- Video report by ITV News Central reporter Chris Halpin
A fraudster from Birmingham involved in a nationwide speeding ticket scam has been sentenced to 18 months in prison.
Ramesh Jhalli, from Hodge Hill, helped dishonest drivers avoid fines and points on their licence, described by West Midlands Police Camera Enforcement say as one of the largest investigations of this type they’ve dealt with.
Through word of mouth and social media, the 39-year-old would get five middlemen he recruited to collect speeding tickets. For up to £200 a time - he would make the points and fines disappear,
Jhalli would fill them out saying another person was driving, using a fake name and date of birth.
He claimed his imaginary drivers lived at one of eight addresses across the West Midlands - mainly multi-occupancy properties with communal entrances - and when penalty notices landed in the post he collected them and returned them "not known at this address".

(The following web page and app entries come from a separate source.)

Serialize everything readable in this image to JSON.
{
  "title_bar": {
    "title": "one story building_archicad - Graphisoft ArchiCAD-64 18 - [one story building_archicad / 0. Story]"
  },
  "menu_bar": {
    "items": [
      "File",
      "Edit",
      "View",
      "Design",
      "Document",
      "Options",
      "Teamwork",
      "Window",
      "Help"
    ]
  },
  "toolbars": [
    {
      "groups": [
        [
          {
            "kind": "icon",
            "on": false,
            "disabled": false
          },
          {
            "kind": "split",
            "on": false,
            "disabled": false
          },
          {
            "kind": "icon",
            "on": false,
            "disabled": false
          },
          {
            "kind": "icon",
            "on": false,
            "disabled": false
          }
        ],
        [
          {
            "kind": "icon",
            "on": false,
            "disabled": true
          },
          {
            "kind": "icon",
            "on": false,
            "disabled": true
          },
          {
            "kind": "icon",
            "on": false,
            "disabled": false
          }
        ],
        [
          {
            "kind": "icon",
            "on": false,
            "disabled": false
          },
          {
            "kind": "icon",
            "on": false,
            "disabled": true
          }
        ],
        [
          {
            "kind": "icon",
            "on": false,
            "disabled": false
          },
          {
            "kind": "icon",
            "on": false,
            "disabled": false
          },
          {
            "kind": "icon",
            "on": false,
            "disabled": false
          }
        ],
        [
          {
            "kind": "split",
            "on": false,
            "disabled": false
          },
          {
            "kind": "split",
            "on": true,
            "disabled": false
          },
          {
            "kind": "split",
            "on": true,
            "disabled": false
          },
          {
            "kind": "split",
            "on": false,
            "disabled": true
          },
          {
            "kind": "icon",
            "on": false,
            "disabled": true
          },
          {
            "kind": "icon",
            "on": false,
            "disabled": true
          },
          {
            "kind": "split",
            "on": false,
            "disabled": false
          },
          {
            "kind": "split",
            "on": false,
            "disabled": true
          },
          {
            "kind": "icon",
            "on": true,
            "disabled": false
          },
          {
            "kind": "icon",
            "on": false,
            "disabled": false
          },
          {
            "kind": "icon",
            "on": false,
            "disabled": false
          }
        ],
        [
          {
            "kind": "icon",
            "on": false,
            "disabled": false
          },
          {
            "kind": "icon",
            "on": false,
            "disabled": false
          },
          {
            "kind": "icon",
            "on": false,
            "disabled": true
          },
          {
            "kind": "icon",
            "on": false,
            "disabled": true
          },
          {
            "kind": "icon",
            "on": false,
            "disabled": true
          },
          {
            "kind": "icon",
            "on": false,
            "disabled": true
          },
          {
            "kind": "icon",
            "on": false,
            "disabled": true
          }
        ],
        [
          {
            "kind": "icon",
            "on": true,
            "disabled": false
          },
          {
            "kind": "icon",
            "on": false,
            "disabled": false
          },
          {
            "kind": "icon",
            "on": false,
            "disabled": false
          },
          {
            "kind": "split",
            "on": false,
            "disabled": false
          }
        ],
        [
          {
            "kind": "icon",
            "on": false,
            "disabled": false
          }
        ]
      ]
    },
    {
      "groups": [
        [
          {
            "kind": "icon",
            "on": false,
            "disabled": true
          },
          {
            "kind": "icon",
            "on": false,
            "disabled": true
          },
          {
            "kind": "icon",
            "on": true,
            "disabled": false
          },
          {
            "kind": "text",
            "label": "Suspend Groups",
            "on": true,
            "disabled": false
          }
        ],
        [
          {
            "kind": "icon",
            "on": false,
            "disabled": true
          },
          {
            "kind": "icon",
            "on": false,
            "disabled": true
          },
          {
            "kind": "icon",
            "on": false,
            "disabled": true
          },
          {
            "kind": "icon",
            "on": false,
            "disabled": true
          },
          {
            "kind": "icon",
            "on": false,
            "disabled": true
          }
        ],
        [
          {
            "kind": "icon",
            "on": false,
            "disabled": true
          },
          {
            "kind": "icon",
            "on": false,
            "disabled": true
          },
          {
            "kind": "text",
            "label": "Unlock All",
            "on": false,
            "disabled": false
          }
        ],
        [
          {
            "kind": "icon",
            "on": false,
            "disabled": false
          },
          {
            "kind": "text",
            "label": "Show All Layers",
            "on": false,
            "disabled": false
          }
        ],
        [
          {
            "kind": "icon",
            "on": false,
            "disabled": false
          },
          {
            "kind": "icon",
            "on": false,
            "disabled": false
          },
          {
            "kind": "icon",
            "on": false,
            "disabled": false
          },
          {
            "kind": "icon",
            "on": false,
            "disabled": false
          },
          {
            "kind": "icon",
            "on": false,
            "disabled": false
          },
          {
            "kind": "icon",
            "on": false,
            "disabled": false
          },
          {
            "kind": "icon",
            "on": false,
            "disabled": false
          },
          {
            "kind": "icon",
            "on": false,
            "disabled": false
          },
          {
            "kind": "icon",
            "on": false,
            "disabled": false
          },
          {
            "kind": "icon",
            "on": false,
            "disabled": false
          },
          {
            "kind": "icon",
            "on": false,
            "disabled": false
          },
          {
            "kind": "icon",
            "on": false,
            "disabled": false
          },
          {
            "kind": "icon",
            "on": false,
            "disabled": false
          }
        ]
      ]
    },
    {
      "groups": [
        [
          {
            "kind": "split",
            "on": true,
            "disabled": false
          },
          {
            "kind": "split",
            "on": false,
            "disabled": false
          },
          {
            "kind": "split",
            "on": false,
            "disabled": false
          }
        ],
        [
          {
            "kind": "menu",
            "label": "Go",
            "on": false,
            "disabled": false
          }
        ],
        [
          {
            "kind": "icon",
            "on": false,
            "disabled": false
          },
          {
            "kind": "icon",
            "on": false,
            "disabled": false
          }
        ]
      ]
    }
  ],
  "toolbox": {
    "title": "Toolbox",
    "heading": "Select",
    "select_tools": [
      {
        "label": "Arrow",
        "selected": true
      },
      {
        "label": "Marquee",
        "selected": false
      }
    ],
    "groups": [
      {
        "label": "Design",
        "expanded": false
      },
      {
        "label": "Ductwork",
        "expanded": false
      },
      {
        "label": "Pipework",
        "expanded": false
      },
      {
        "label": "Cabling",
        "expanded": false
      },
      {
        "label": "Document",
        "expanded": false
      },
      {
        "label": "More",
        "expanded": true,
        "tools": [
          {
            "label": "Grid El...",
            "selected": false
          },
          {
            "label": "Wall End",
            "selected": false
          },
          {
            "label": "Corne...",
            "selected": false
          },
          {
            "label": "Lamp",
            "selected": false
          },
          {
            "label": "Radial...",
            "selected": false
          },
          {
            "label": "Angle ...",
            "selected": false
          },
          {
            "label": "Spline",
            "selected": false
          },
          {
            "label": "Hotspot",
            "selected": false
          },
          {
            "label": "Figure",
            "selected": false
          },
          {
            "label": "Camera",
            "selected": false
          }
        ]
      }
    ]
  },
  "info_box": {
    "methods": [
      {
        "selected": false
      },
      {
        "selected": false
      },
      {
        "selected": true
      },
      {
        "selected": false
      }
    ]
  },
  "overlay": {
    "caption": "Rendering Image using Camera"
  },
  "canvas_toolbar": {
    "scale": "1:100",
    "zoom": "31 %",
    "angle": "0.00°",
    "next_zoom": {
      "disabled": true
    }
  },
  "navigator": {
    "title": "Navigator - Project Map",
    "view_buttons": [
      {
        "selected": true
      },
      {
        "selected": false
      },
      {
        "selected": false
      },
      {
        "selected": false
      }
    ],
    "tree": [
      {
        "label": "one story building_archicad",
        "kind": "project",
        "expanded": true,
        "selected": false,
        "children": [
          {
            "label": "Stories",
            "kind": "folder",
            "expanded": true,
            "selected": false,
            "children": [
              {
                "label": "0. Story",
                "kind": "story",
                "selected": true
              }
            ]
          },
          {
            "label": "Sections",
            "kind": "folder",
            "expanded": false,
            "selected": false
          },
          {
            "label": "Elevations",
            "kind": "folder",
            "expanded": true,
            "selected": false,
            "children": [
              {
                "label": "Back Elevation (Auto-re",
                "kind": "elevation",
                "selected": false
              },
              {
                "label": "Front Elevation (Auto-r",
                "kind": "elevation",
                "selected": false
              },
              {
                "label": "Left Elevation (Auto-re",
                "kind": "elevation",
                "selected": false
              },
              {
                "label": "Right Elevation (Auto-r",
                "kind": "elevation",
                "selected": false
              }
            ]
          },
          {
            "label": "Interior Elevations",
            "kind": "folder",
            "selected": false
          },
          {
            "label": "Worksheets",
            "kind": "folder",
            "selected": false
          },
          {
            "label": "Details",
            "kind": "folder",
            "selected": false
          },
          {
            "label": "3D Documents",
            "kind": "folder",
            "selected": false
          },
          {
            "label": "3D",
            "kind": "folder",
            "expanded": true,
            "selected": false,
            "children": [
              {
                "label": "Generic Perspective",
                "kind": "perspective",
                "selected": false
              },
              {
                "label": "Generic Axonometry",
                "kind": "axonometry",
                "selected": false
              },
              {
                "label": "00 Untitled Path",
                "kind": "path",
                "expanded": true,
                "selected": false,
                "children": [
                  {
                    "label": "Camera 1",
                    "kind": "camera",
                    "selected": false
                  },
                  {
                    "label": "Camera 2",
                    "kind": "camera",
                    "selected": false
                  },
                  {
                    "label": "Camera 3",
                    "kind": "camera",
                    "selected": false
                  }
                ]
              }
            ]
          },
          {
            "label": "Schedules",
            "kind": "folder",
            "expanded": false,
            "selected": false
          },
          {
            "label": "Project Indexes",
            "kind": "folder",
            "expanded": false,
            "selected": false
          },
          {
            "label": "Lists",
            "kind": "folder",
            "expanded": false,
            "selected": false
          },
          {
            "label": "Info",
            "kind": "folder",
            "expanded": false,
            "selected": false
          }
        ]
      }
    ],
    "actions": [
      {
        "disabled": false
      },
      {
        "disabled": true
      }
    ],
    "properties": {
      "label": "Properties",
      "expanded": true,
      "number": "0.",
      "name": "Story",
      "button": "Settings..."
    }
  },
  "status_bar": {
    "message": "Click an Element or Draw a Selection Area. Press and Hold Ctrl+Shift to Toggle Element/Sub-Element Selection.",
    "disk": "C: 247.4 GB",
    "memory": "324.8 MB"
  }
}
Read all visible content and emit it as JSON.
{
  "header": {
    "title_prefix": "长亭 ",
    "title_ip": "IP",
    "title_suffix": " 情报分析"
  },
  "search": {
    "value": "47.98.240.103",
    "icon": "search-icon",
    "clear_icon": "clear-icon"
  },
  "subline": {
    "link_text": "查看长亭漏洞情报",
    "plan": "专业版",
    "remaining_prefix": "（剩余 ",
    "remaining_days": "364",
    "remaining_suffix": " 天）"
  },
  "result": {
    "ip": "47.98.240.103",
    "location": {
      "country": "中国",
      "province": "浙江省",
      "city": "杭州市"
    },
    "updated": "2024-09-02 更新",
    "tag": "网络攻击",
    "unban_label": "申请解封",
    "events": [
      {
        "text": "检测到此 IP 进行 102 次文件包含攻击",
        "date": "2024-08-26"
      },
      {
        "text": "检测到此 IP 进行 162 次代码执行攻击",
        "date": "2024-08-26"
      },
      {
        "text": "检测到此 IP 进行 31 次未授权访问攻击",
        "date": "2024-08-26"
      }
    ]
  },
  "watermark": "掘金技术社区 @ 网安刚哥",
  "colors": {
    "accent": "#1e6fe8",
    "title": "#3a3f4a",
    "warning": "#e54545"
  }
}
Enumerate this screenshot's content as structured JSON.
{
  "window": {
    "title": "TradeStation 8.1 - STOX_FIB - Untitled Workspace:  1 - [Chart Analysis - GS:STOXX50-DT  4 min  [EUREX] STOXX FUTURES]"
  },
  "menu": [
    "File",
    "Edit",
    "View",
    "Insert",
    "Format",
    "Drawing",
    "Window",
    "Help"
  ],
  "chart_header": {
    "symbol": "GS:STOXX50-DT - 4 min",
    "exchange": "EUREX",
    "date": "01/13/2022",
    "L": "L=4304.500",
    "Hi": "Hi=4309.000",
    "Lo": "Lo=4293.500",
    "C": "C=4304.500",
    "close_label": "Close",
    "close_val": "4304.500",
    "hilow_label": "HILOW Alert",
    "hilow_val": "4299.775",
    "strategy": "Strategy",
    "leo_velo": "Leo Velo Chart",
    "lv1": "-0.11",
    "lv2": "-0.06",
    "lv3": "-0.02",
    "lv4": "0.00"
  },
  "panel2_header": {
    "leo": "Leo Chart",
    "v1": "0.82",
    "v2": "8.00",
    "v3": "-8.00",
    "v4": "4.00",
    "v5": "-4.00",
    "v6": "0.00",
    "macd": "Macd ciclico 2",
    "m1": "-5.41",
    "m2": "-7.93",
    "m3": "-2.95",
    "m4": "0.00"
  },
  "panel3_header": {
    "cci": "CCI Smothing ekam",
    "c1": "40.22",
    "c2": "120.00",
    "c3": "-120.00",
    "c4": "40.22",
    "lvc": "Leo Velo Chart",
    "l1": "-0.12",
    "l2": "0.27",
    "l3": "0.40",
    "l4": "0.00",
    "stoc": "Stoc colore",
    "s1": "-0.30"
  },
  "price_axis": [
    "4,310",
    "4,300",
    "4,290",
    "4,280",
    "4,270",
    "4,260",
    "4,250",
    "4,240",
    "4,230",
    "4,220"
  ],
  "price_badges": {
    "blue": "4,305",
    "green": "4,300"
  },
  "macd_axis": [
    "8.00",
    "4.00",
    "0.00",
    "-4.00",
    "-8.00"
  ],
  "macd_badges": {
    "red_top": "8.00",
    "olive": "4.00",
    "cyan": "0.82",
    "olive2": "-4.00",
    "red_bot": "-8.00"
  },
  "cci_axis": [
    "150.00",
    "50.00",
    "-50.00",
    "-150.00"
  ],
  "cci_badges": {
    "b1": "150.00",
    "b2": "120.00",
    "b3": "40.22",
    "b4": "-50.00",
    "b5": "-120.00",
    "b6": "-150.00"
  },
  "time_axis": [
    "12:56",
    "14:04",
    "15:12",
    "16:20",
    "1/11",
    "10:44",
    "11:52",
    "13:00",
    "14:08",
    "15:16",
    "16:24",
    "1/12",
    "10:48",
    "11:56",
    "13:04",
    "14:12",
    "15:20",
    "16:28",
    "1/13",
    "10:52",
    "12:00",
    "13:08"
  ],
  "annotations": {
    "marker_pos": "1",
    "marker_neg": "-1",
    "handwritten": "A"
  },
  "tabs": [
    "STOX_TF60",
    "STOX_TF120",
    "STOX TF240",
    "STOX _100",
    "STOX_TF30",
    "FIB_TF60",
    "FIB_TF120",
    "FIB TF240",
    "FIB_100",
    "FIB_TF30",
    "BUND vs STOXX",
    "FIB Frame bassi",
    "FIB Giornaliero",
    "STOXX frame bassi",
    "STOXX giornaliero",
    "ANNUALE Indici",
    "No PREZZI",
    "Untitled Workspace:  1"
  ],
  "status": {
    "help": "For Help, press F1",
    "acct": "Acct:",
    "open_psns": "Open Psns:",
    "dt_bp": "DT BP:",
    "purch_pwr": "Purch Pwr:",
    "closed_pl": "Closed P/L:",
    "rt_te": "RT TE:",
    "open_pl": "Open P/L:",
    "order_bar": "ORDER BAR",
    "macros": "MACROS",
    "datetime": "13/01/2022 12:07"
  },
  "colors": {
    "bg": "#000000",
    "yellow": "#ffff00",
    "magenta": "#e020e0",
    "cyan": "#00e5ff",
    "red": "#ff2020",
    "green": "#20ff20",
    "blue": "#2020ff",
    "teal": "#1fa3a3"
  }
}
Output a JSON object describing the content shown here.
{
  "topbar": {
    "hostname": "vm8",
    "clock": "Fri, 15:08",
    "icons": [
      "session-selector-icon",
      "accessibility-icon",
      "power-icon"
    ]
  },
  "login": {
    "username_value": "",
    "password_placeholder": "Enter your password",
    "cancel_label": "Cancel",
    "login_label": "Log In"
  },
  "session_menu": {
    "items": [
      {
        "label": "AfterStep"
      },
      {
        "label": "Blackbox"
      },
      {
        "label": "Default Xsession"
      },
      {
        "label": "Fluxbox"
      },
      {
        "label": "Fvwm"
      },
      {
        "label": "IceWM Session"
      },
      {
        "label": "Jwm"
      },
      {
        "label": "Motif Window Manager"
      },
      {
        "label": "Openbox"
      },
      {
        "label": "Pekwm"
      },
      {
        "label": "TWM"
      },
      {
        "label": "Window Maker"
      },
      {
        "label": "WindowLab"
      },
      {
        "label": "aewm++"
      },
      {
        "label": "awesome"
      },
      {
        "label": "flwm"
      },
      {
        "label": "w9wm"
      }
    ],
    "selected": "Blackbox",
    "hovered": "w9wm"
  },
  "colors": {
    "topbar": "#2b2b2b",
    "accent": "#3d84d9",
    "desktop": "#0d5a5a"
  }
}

Police launched an enquiry after spotting certain addresses repeatedly being cited as the homes of offenders.
Flats in Hope Street and Holdgate Road, Birmingham, and Lime Grove in Smethwick were collectively cited 59 times within a matter of months on official Notice of Intended prosecution (NIP) forms.
Officers noticed handwriting similarities on the submitted forms, while checks with the DVLA showed signatures on the NIPs bore no resemblance to those kept on Authority systems for the registered keepers of the speeding vehicles.
Dates of birth given for the registered keepers were also wrong on all but one of the forms.
Crucially, the only correct birth date was found on a prosecution sent to Jhalli himself after he was caught speeding in a Ford Transit van on 10 November 2013 on the M6 motorway.
A forensic document examiner found strong links between handwriting on the NIPs and Birmingham City Council benefits applications completed by unemployed Jhalli.
Jhalli pleaded guilty on one count of perverting the course of justice in December 2015, admitting his involvement of fraud on 10 speeding tickets forensic examiners had linked his handwriting to.
Entering his plea he said he’d been forced to enter into the conspiracy by an organised group, after damaging a car belonging to one of the gang which was being worked on by Jhalli’s car window tinting business. He said he was forced to take part in the scam in order to pay for the damage done to the vehicle.
Passing sentence today Judge Mary Stacey stressed the seriousness of Jhalli’s crime, describing how he recruited five middlemen into the scheme as a form of pyramid selling, to “expand the base and depth of the fraud involved”.
Judge Stacey said the speeding ticket scam to get guilty drivers off their crimes was dishonesty that “strikes at the heart of the fairness of the justice system”.